You have heard this voice. In your baptism this shepherd Jesus has called you by name. He knows you intimately and personally. He knows your individual quirks and failings. He knows your specific sins, and he laid down his life for all of them, taking them upon himself. He also knows your specific gifts, and he raises you to new life in him so that you might share them with the world. He forgives you and loves you and continues to call you by name.
As you follow his voice, he leads you into his sheepfold, where he protects you from all those voices which would steal or kill or destroy. He calls you into the church, into Christian community, where he can ward off those other voices which would lure you away from him. He leads you to good pasture, where he can nourish and strengthen you.
As we listen to his voice, as we trust it, he fills us with life! A truly abundant life can only come from listening to the voice of Jesus Christ. He alone can give us an abundant life full of hope and joy and peace and love. He alone leads us into the abundance of eternal life with God.
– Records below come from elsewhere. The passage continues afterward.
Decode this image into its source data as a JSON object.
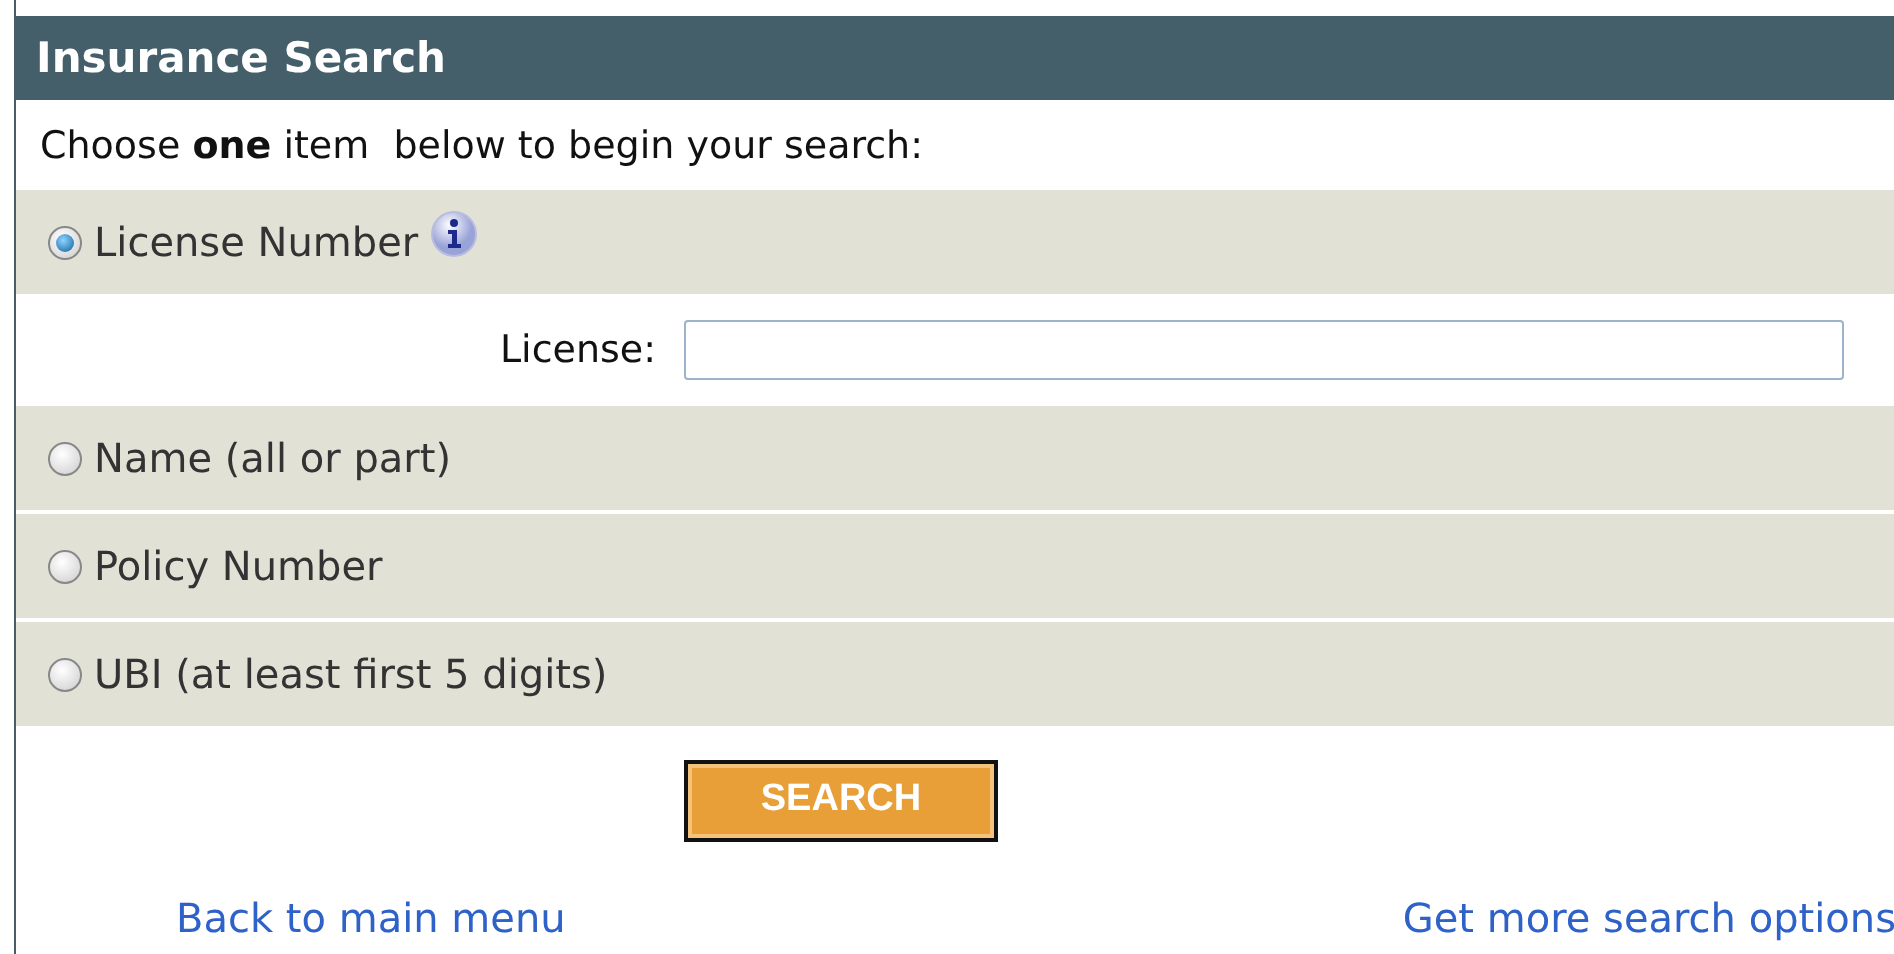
{
  "header": {
    "title": "Insurance Search"
  },
  "instruction": "Choose **one** item  below to begin your search:",
  "options": [
    {
      "label": "License Number",
      "selected": true,
      "info": true
    },
    {
      "label": "Name (all or part)",
      "selected": false,
      "info": false
    },
    {
      "label": "Policy Number",
      "selected": false,
      "info": false
    },
    {
      "label": "UBI (at least first 5 digits)",
      "selected": false,
      "info": false
    }
  ],
  "license_field": {
    "label": "License:"
  },
  "search_button": "SEARCH",
  "links": [
    "Back to main menu",
    "Get more search options"
  ]
}
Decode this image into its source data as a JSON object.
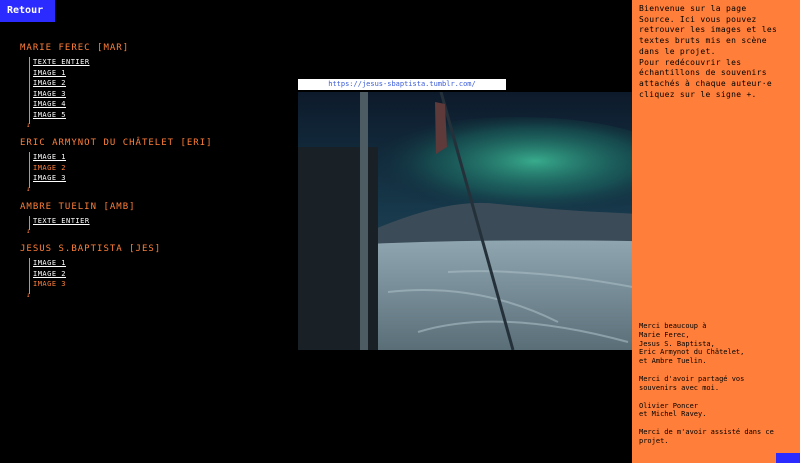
{
  "back_button": "Retour",
  "authors": [
    {
      "name": "Marie Ferec [MAR]",
      "items": [
        {
          "label": "Texte entier",
          "color": "white"
        },
        {
          "label": "Image 1",
          "color": "white"
        },
        {
          "label": "Image 2",
          "color": "white"
        },
        {
          "label": "Image 3",
          "color": "white"
        },
        {
          "label": "Image 4",
          "color": "white"
        },
        {
          "label": "Image 5",
          "color": "white"
        }
      ]
    },
    {
      "name": "Eric Armynot du Châtelet [ERI]",
      "items": [
        {
          "label": "Image 1",
          "color": "white"
        },
        {
          "label": "Image 2",
          "color": "orange"
        },
        {
          "label": "Image 3",
          "color": "white"
        }
      ]
    },
    {
      "name": "Ambre Tuelin [AMB]",
      "items": [
        {
          "label": "Texte entier",
          "color": "white"
        }
      ]
    },
    {
      "name": "Jesus S.Baptista [JES]",
      "items": [
        {
          "label": "Image 1",
          "color": "white"
        },
        {
          "label": "Image 2",
          "color": "white"
        },
        {
          "label": "Image 3",
          "color": "orange"
        }
      ]
    }
  ],
  "image_url": "https://jesus-sbaptista.tumblr.com/",
  "sidebar": {
    "intro_lines": [
      "Bienvenue sur la page",
      "Source. Ici vous pouvez",
      "retrouver les images et les",
      "textes bruts mis en scène",
      "dans le projet.",
      "Pour redécouvrir les",
      "échantillons de souvenirs",
      "attachés à chaque auteur·e",
      "cliquez sur le signe +."
    ],
    "thanks_paragraphs": [
      [
        "Merci beaucoup à",
        "Marie Ferec,",
        "Jesus S. Baptista,",
        "Eric Armynot du Châtelet,",
        "et Ambre Tuelin."
      ],
      [
        "Merci d'avoir partagé vos",
        "souvenirs avec moi."
      ],
      [
        "Olivier Poncer",
        "et Michel Ravey."
      ],
      [
        "Merci de m'avoir assisté dans ce",
        "projet."
      ]
    ]
  },
  "colors": {
    "accent": "#ff7f3a",
    "button": "#2b2bff",
    "background": "#000000"
  }
}
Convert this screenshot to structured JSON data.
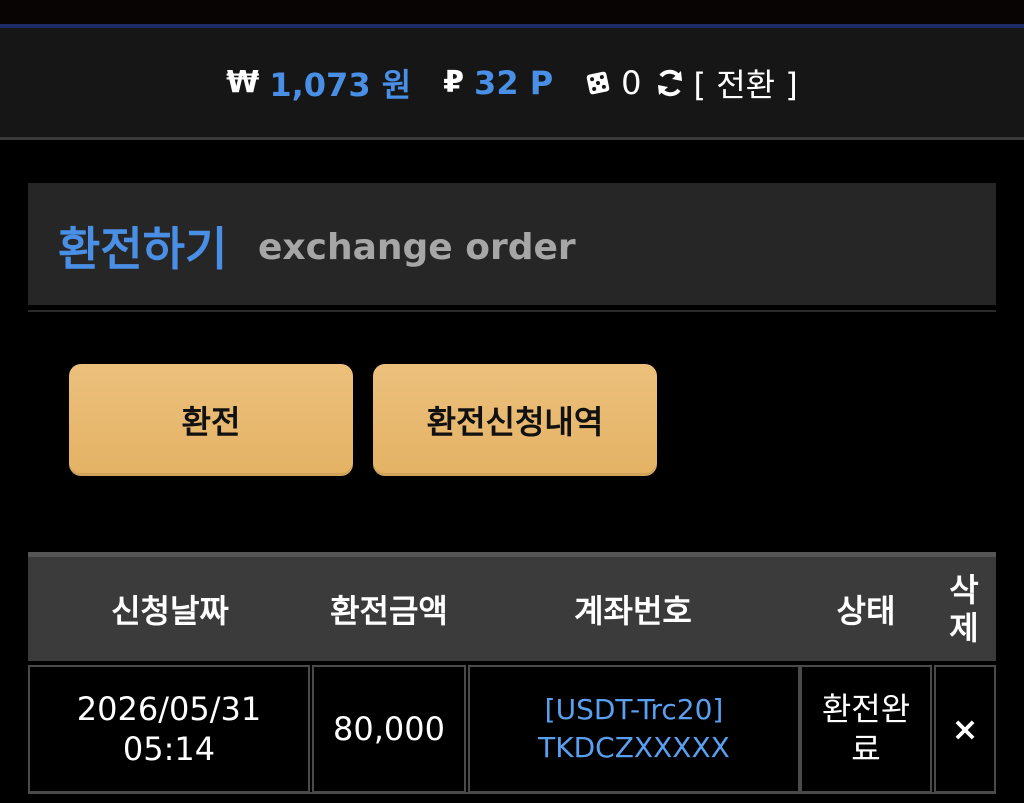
{
  "balance": {
    "won_symbol": "₩",
    "won_amount": "1,073 원",
    "point_symbol": "₽",
    "point_amount": "32 P",
    "dice_count": "0",
    "swap_label": "[ 전환 ]"
  },
  "title": {
    "ko": "환전하기",
    "en": "exchange order"
  },
  "buttons": {
    "exchange": "환전",
    "history": "환전신청내역"
  },
  "table": {
    "headers": [
      "신청날짜",
      "환전금액",
      "계좌번호",
      "상태",
      "삭제"
    ],
    "rows": [
      {
        "date": "2026/05/31",
        "time": "05:14",
        "amount": "80,000",
        "account_line1": "[USDT-Trc20]",
        "account_line2": "TKDCZXXXXX",
        "status": "환전완료",
        "delete_icon": "×"
      }
    ]
  },
  "colors": {
    "accent_blue": "#4a8fe6",
    "button_gold": "#e8b86e"
  },
  "icons": [
    "won-icon",
    "point-icon",
    "dice-icon",
    "refresh-icon",
    "delete-icon"
  ]
}
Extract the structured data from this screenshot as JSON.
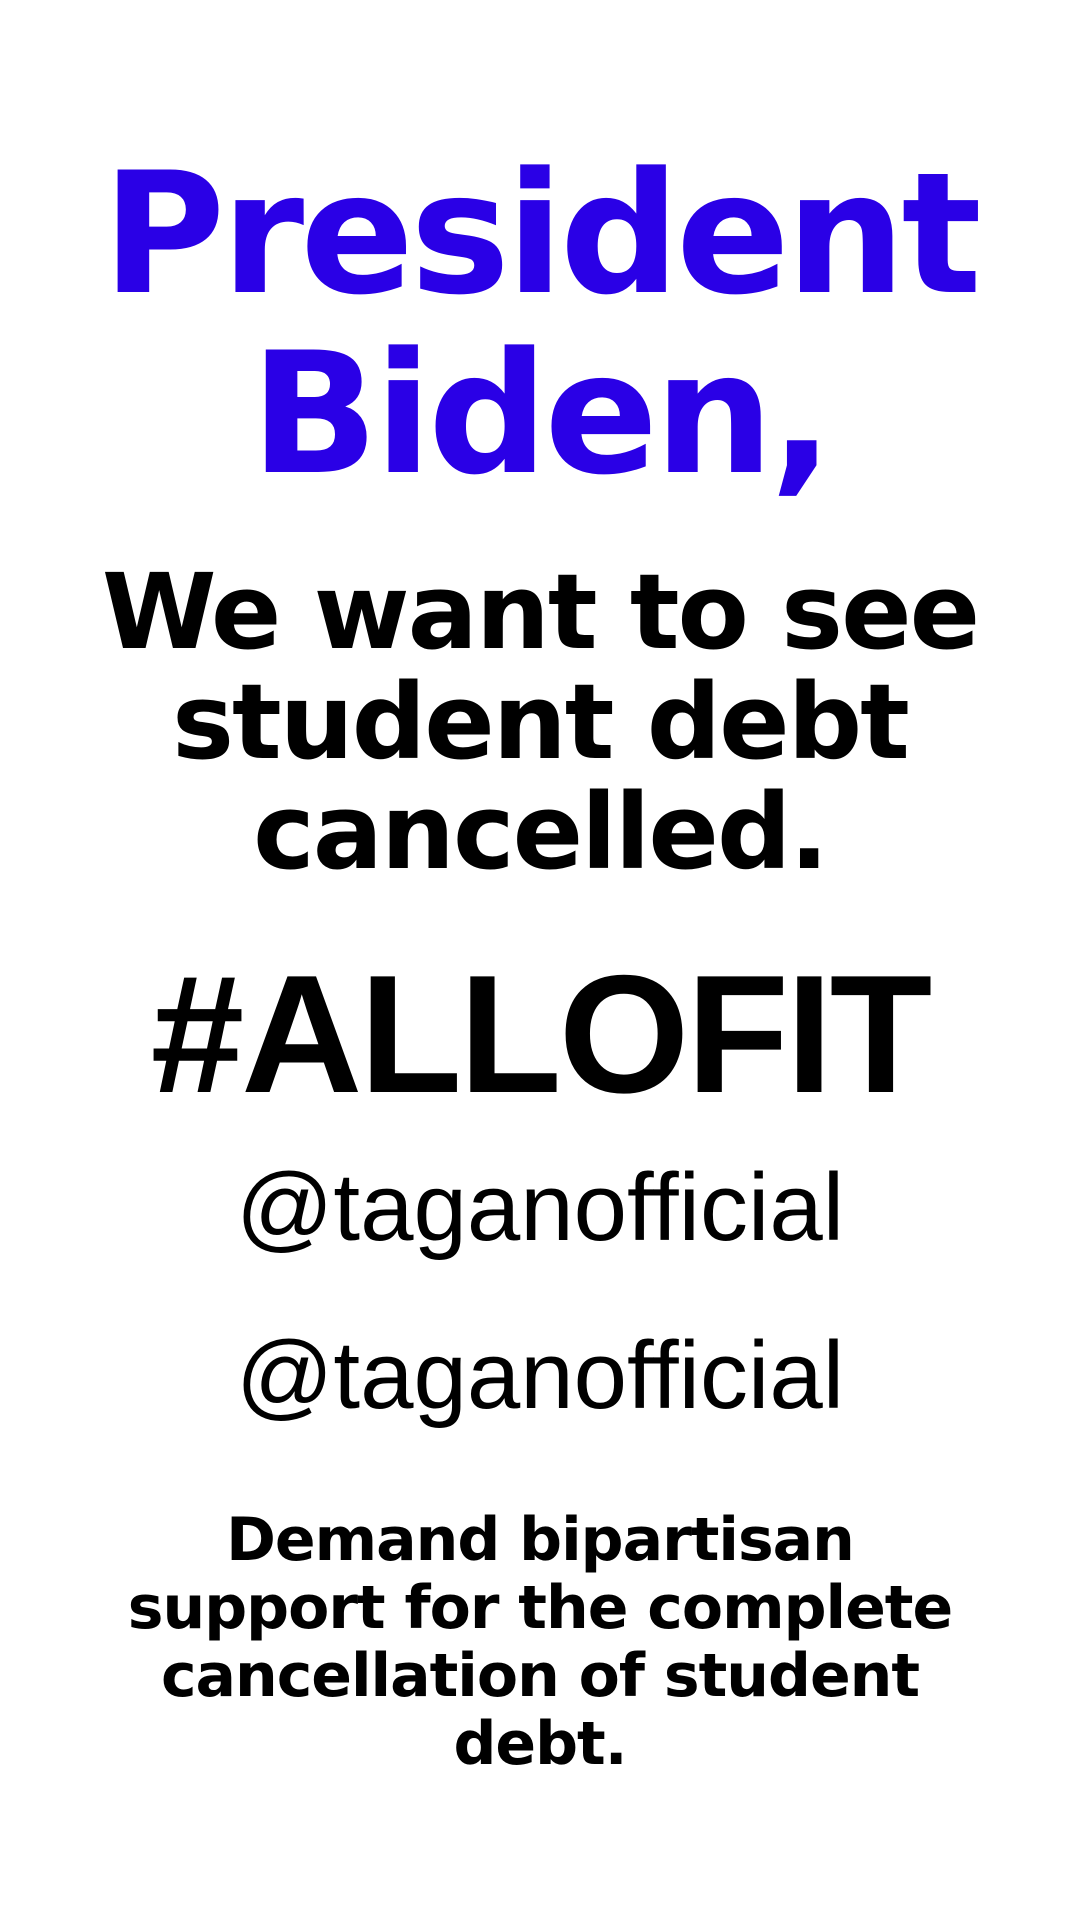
{
  "colors": {
    "accent": "#2a00e6",
    "text": "#000000",
    "background": "#ffffff"
  },
  "headline": {
    "line1": "President",
    "line2": "Biden,"
  },
  "message": {
    "line1": "We want to see",
    "line2": "student debt",
    "line3": "cancelled."
  },
  "hashtag": "#ALLOFIT",
  "handles": [
    "@taganofficial",
    "@taganofficial"
  ],
  "call_to_action": {
    "line1": "Demand bipartisan",
    "line2": "support for the complete",
    "line3": "cancellation of student",
    "line4": "debt."
  }
}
Just this last week the Wall Street Journal had an article about a poll they had conducted about happiness. Only 12% of respondents in the poll said they were truly happy, and they followed this up with further investigation to try to find out what these happy people had in common. The biggest commonality among those who said they were truly happy was that they were frequent church-goers. They didn’t just identify as Christian in some vague philosophical way. They didn’t just go to church a couple times a year. They were weekly worshippers.
Now I’m sure this 12% of people who said they were truly happy still had problems. I’m sure they still had difficulties. But even so, they said they were truly happy. (Not to quibble, but perhaps a better word for what they were describing would be joy rather than happiness.)
It isn’t hard to see the connection between their response and their regular attendance in worship. After all, it is in worship that they hear the voice of their shepherd. That’s where they join with the rest of the flock to listen to his voice. It is in worship that his voice rises above all those other voices that only seek to steal and kill and destroy. It is within the sheepfold of the Christian church that we hear the Word of God, and in so doing we hear the deepest and fullest truths about ourselves, about our world, and about God. These truths are life giving!
It is a sad correlation to see that as church attendance has been going down in our country for decades, exacerbated significantly by COVID, people are quantifiably less happy. Diseases of despair are on the rise. Deaths of despair are on the rise to such a degree that the average life span in our country is going down. Those voices that only steal life and kill true joy and destroy hope are being listened to and followed far too often, with tragic results.
Let’s not be simplistic. It isn’t that coming to worship frequently is a magic formula that inoculates us from pain and sorrow and struggle. We all know that isn’t true.
But it is true that as our shepherd calls us into this sheepfold, as we listen to his voice, he continues to call us by name. He continues to lead us to green pastures and still waters, restoring our souls. He continues to comfort us when we are in the darkest valleys. He continues to prepare a table for us in the presence of our enemies. He continues to give us the promise that we will dwell in the house of the Lord forever.
And so, amidst the cacophony of other voices competing for your attention, continue to listen carefully to the voice of your shepherd. Listen to it and trust it. Listen to it and follow it. For you are one of his beloved sheep, and he has come so that you would have life, and have it abundantly.
Thanks be to God. Amen.
Rev. Jeffrey R. Spencer
Oak Harbor Lutheran Church